Oil futures edged higher on Friday, with U.S. prices holding above $80 a barrel, as investors awaited a pair of events: a Sunday meeting of the Organization of the Petroleum Exporting Countries and its allies, and the Monday kickoff of European Union ban on Russian seaborne crude imports.
West Texas Intermediate crude for January delivery
climbed by 29 cents, or 0.3% at $81.51 a barrel on the New York Mercantile Exchange, with prices for the most-active contract eying a gain of 6.9% for the week.
February Brent crude
the global benchmark, was up 13 cents, or 0.2%, at $87.01 a barrel on ICE Futures Europe, headed for a nearly 4% weekly gain.
Back on Nymex, January gasoline
fell 0.6% to $2.3272 a gallon, while January heating oil
was down 1.3% at $3.2214 a gallon.
January natural gas
was down 2.6% at $6.563 per million British thermal units, poised to lose more than 10% for the week.

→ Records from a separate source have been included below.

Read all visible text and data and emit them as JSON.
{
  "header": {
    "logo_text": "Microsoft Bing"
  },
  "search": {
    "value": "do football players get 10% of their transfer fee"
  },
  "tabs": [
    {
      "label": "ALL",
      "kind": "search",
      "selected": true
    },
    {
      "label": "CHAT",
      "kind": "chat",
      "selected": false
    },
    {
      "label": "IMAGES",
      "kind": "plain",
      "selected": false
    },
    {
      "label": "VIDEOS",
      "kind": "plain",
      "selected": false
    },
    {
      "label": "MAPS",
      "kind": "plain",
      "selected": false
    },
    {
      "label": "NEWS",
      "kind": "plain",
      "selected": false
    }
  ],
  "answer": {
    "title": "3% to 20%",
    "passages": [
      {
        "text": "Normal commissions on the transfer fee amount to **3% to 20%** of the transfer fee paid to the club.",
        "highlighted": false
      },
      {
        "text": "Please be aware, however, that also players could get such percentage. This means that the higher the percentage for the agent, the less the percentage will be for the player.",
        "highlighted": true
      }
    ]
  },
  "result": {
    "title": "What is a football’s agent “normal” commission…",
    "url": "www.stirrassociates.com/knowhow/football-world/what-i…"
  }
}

Oil is on track for a weekly gain, buoyed in part by signs China is beginning to ease strict COVID curbs.
Meanwhile, OPEC+ meets Sunday. Many analysts look for the group to hold production steady amid uncertainty over how a EU ban on vessel-borne Russian crude that begins Monday will affect the market.

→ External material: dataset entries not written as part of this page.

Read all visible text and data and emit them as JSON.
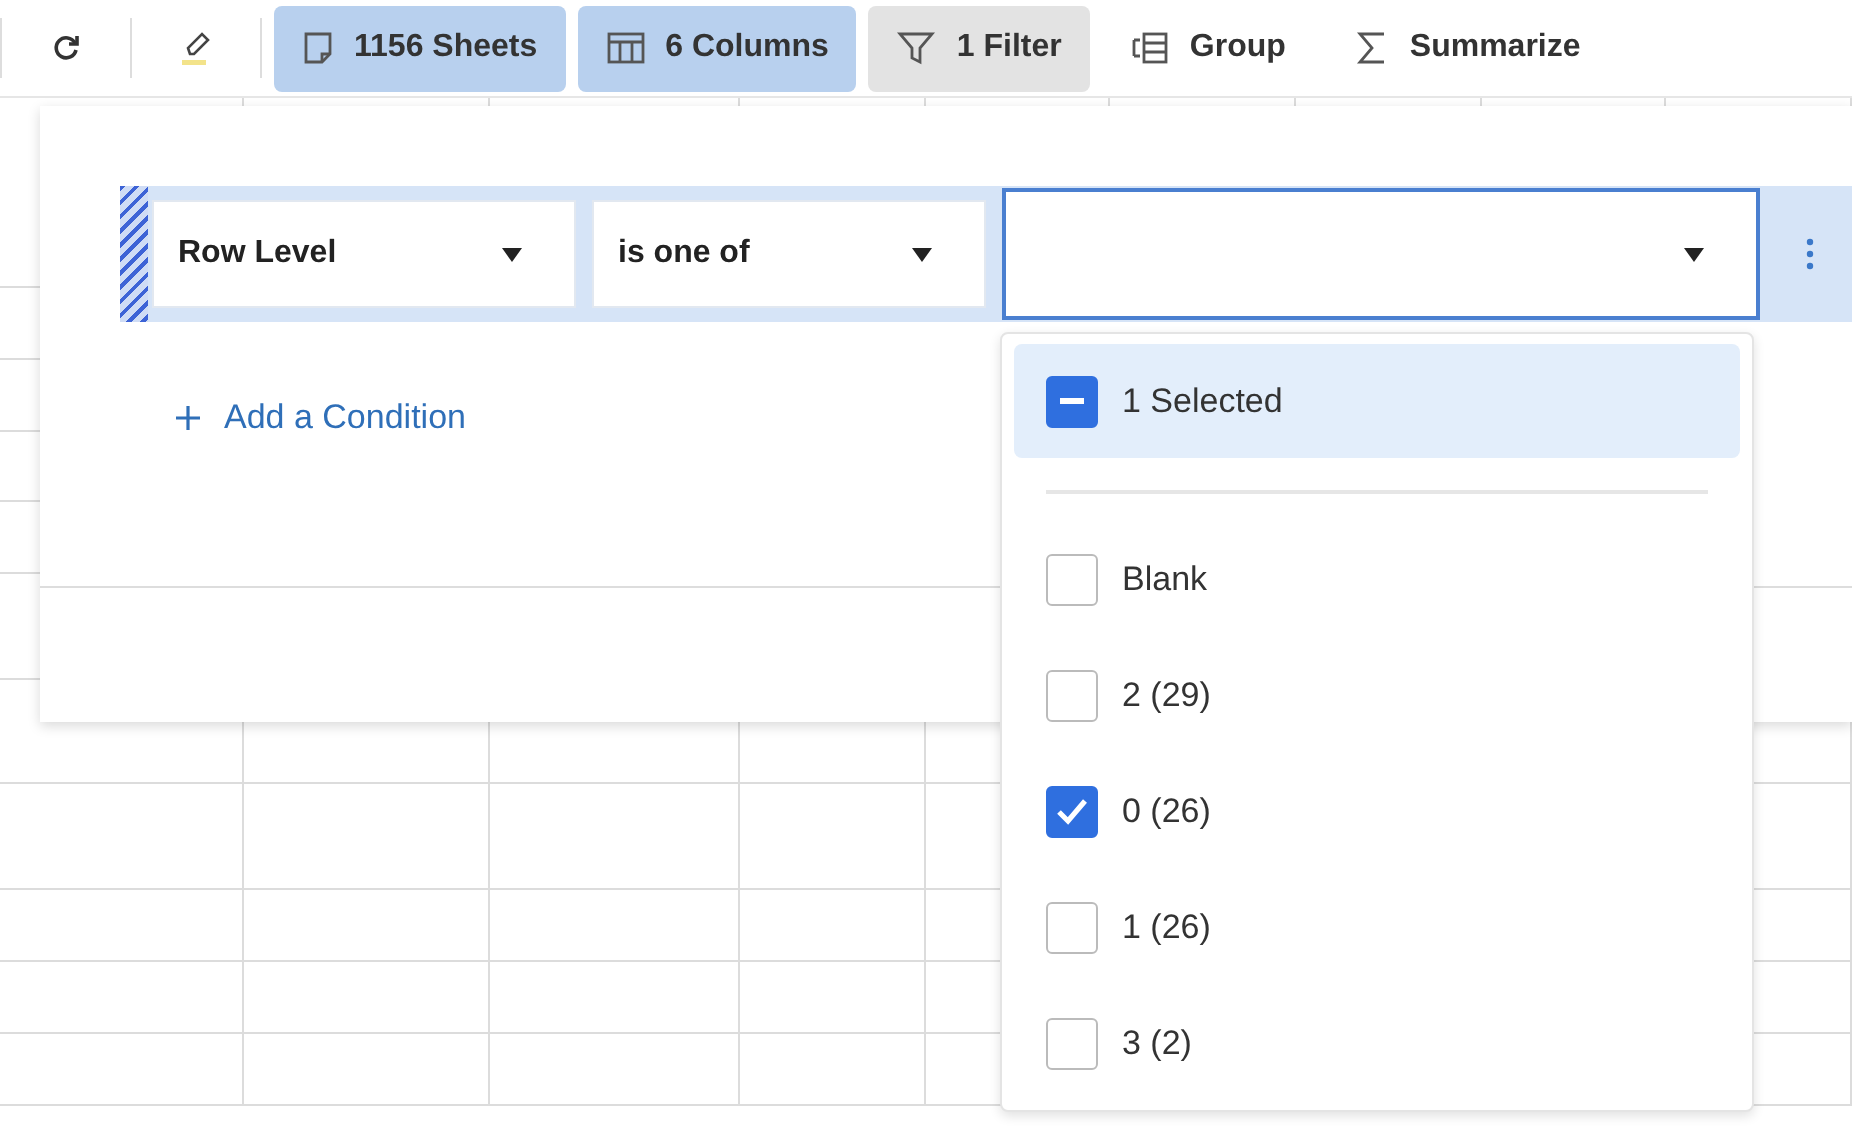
{
  "toolbar": {
    "tools": [
      {
        "kind": "refresh"
      },
      {
        "kind": "highlighter"
      }
    ],
    "buttons": [
      {
        "kind": "sheets",
        "label": "1156 Sheets",
        "selected": true
      },
      {
        "kind": "columns",
        "label": "6 Columns",
        "selected": true
      },
      {
        "kind": "filter",
        "label": "1 Filter",
        "selected": true
      },
      {
        "kind": "group",
        "label": "Group",
        "selected": false
      },
      {
        "kind": "summarize",
        "label": "Summarize",
        "selected": false
      }
    ]
  },
  "filter_panel": {
    "condition": {
      "field": "Row Level",
      "operator": "is one of"
    },
    "add_condition": "Add a Condition"
  },
  "value_dropdown": {
    "summary": "1 Selected",
    "summary_indeterminate": true,
    "options": [
      {
        "label": "Blank",
        "checked": false
      },
      {
        "label": "2 (29)",
        "checked": false
      },
      {
        "label": "0 (26)",
        "checked": true
      },
      {
        "label": "1 (26)",
        "checked": false
      },
      {
        "label": "3 (2)",
        "checked": false
      }
    ]
  }
}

“In view of the many uncertainties on the market, however, it is unlikely to implement any further measures this Sunday. After all, the EU’s oil embargo on (seaborne) crude oil from Russia will come into force on Monday,” said Barbara Lambrecht, commodity analyst at Commerzbank, in a note.
Oil prices have seen volatile trading in the run up to the meeting, with U.S. prices spending much of the week rebounding from a brief drop on Monday to the lowest intraday level of the year.
Read: Oil-price volatility complicates Sunday’s OPEC+ decision on production levels
“It’s too soon for OPEC to implement another production cut as the current cut is still getting understood, especially in light of the latest China COVID policy pivot,” Stephen Innes, manager partner with SPI Asset Management, told MarketWatch.
It’s also unclear what effect a separate price cap on Russian oil will have. European Union officials have proposed a cap of $60 a barrel.
See: EU edges closer to imposing $60-a-barrel cap on Russian oil prices
“I don’t think the Russian cap will have teeth as there are too many back channels and shadow fleets to compensate,” said Innes. “But it will be perceived initially as bullish when market actualized. Focus will immediately turn to Russian exports data for proof.”